Your goal: Retype the records in full, keeping each character as it is.

Page and application data records:
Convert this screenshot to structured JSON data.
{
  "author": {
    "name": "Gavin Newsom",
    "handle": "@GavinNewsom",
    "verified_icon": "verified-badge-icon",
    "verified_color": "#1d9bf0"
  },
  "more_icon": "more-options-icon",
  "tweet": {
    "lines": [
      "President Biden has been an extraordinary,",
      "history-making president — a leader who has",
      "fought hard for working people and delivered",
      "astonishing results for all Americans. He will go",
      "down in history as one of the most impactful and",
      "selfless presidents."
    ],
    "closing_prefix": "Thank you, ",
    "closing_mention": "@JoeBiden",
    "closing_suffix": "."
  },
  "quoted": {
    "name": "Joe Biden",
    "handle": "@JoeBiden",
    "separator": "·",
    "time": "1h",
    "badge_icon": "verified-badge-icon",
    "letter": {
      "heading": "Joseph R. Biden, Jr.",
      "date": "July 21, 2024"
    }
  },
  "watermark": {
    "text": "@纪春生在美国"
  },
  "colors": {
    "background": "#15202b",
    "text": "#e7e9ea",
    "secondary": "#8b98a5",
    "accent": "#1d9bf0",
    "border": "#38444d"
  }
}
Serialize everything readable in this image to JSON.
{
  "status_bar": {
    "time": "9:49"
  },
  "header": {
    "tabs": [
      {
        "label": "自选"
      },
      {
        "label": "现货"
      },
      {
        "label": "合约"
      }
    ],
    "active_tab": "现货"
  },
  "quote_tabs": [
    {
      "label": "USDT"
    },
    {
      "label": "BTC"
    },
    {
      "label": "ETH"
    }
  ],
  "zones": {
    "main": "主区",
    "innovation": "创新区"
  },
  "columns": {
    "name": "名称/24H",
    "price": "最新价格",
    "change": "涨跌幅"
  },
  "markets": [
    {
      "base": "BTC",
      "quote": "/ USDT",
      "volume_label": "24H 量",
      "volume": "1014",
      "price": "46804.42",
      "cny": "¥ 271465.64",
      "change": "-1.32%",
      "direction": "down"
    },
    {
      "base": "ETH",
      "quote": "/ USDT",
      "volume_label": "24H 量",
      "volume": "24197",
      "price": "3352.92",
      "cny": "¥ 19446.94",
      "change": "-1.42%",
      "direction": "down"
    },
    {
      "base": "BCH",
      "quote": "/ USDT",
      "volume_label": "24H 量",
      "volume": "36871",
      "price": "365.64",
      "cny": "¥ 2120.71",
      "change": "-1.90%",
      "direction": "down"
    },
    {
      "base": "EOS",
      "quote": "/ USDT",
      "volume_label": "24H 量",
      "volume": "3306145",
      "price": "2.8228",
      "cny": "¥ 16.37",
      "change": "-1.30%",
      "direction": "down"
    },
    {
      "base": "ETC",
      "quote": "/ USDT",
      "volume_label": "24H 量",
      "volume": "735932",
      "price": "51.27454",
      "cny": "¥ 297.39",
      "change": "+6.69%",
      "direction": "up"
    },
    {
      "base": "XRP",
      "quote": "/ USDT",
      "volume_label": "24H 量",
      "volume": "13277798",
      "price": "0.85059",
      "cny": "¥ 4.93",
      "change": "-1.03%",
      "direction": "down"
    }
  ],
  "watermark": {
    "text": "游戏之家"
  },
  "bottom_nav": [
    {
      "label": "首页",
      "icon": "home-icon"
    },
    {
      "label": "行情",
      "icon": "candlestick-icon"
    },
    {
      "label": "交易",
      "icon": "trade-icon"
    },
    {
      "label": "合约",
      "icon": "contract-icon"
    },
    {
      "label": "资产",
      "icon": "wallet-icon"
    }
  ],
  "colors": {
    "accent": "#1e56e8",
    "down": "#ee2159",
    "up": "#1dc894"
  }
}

Task solution:
Convert this screenshot to structured JSON data.
{
  "author": {
    "name": "Gavin Newsom",
    "handle": "@GavinNewsom",
    "verified_icon": "verified-badge-icon",
    "verified_color": "#1d9bf0"
  },
  "more_icon": "more-options-icon",
  "tweet": {
    "lines": [
      "President Biden has been an extraordinary,",
      "history-making president — a leader who has",
      "fought hard for working people and delivered",
      "astonishing results for all Americans. He will go",
      "down in history as one of the most impactful and",
      "selfless presidents."
    ],
    "closing_prefix": "Thank you, ",
    "closing_mention": "@JoeBiden",
    "closing_suffix": "."
  },
  "quoted": {
    "name": "Joe Biden",
    "handle": "@JoeBiden",
    "separator": "·",
    "time": "1h",
    "badge_icon": "verified-badge-icon",
    "letter": {
      "heading": "Joseph R. Biden, Jr.",
      "date": "July 21, 2024"
    }
  },
  "watermark": {
    "text": "@纪春生在美国"
  },
  "colors": {
    "background": "#15202b",
    "text": "#e7e9ea",
    "secondary": "#8b98a5",
    "accent": "#1d9bf0",
    "border": "#38444d"
  }
}
Serialize everything readable in this image to JSON.
{
  "status_bar": {
    "time": "9:49"
  },
  "header": {
    "tabs": [
      {
        "label": "自选"
      },
      {
        "label": "现货"
      },
      {
        "label": "合约"
      }
    ],
    "active_tab": "现货"
  },
  "quote_tabs": [
    {
      "label": "USDT"
    },
    {
      "label": "BTC"
    },
    {
      "label": "ETH"
    }
  ],
  "zones": {
    "main": "主区",
    "innovation": "创新区"
  },
  "columns": {
    "name": "名称/24H",
    "price": "最新价格",
    "change": "涨跌幅"
  },
  "markets": [
    {
      "base": "BTC",
      "quote": "/ USDT",
      "volume_label": "24H 量",
      "volume": "1014",
      "price": "46804.42",
      "cny": "¥ 271465.64",
      "change": "-1.32%",
      "direction": "down"
    },
    {
      "base": "ETH",
      "quote": "/ USDT",
      "volume_label": "24H 量",
      "volume": "24197",
      "price": "3352.92",
      "cny": "¥ 19446.94",
      "change": "-1.42%",
      "direction": "down"
    },
    {
      "base": "BCH",
      "quote": "/ USDT",
      "volume_label": "24H 量",
      "volume": "36871",
      "price": "365.64",
      "cny": "¥ 2120.71",
      "change": "-1.90%",
      "direction": "down"
    },
    {
      "base": "EOS",
      "quote": "/ USDT",
      "volume_label": "24H 量",
      "volume": "3306145",
      "price": "2.8228",
      "cny": "¥ 16.37",
      "change": "-1.30%",
      "direction": "down"
    },
    {
      "base": "ETC",
      "quote": "/ USDT",
      "volume_label": "24H 量",
      "volume": "735932",
      "price": "51.27454",
      "cny": "¥ 297.39",
      "change": "+6.69%",
      "direction": "up"
    },
    {
      "base": "XRP",
      "quote": "/ USDT",
      "volume_label": "24H 量",
      "volume": "13277798",
      "price": "0.85059",
      "cny": "¥ 4.93",
      "change": "-1.03%",
      "direction": "down"
    }
  ],
  "watermark": {
    "text": "游戏之家"
  },
  "bottom_nav": [
    {
      "label": "首页",
      "icon": "home-icon"
    },
    {
      "label": "行情",
      "icon": "candlestick-icon"
    },
    {
      "label": "交易",
      "icon": "trade-icon"
    },
    {
      "label": "合约",
      "icon": "contract-icon"
    },
    {
      "label": "资产",
      "icon": "wallet-icon"
    }
  ],
  "colors": {
    "accent": "#1e56e8",
    "down": "#ee2159",
    "up": "#1dc894"
  }
}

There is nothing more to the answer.